Stems branched, especially distally, terete to slightly compressed, to 75 cm. Leaves: those of main stem only slightly larger than those of branches; stipules with stipular sheaths not inflated, 0.8–1.1 cm, ligule 0.8 mm; blade linear, 5.6–9.2 cm × 0.2–1 mm, apex acute to mucronate or apiculate; veins 1–3. Inflorescences: peduncles terminal or axillary, erect to ascending, cylindric, 4.5–11.4 cm; spikes moniliform to cylindric, 14–22 mm; verticels 3–5. Fruits yellow-brown to brown, oblanceoloid, 3.8–4 × 2.5–3.1 mm; beak toward abaxial margin, erect, 0.5–1.1 mm. 2n = 78.

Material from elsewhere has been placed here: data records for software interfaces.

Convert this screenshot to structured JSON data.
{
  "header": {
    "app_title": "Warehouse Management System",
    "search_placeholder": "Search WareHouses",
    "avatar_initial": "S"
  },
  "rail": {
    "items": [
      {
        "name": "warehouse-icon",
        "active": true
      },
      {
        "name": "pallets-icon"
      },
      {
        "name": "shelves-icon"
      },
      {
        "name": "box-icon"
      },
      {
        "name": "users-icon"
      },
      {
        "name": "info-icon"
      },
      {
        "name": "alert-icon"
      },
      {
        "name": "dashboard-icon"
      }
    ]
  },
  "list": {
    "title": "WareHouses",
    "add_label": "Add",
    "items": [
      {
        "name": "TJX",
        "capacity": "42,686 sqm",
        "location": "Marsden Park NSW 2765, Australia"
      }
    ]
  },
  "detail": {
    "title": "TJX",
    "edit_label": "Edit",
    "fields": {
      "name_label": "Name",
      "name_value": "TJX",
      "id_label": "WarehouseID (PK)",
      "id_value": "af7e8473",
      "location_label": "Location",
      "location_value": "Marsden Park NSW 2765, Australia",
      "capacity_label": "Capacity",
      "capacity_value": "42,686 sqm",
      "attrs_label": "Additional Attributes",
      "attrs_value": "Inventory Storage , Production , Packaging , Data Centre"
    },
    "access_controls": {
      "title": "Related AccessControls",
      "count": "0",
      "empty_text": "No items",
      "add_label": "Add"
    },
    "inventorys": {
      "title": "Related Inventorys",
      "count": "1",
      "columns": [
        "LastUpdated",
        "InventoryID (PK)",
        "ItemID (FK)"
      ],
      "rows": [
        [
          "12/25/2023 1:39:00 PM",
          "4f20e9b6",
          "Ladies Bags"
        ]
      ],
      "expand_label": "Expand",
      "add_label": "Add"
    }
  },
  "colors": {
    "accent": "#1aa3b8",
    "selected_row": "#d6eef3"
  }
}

Phenology: Flowering summer–fall.
Habitat: Brackish to alkaline waters of lakes, streams, rivers, and estuaries
Elevation: 0–2400 m
St. Pierre and Miquelon, Alta., B.C., Man., N.B., Nfld. and Labr. (Nfld.), N.W.T., N.S., Ont., P.E.I., Que., Sask., Yukon, Ala., Alaska, Ariz., Ark., Calif., Colo., Conn., Fla., Idaho, Ill., Ind., Iowa, Kans., Ky., La., Maine, Md., Mass., Mich., Minn., Mo., Mont., Nebr., Nev., N.H., N.J., N.Mex., N.Y., N.C., N.Dak., Ohio, Okla., Oreg., Pa., R.I., S.Dak., Tenn., Tex., Utah, Vt., Va., Wash., W.Va., Wis., Wyo., Mexico, Central America, South America, Eurasia, Australia.
No specimens have been seen from Delaware, but the species is to be expected there.
The sago-pondweed is among the most important species as food for waterfowl (E. Moore 1913). The species reproduces vegetatively by underground tubers and is spread by various duck species, especially canvas backs. In a study of food for ducks, a population of canvas backs was observed feeding in aquatic vegetation comprised of several genera, including sago-pondweed. When the stomach contents were examined, they were found to contain essentially 100% tubers of sago-pondweed (E. Moore 1913).
Two hybrids with this species as a putative parent have been described under the genus Potamogeton. These are P. pectinatus × P. vaginatus (= P. × bottnicus Hagström) and P. filiformis × P. pectinatus (= P. × suecicus K. Richter).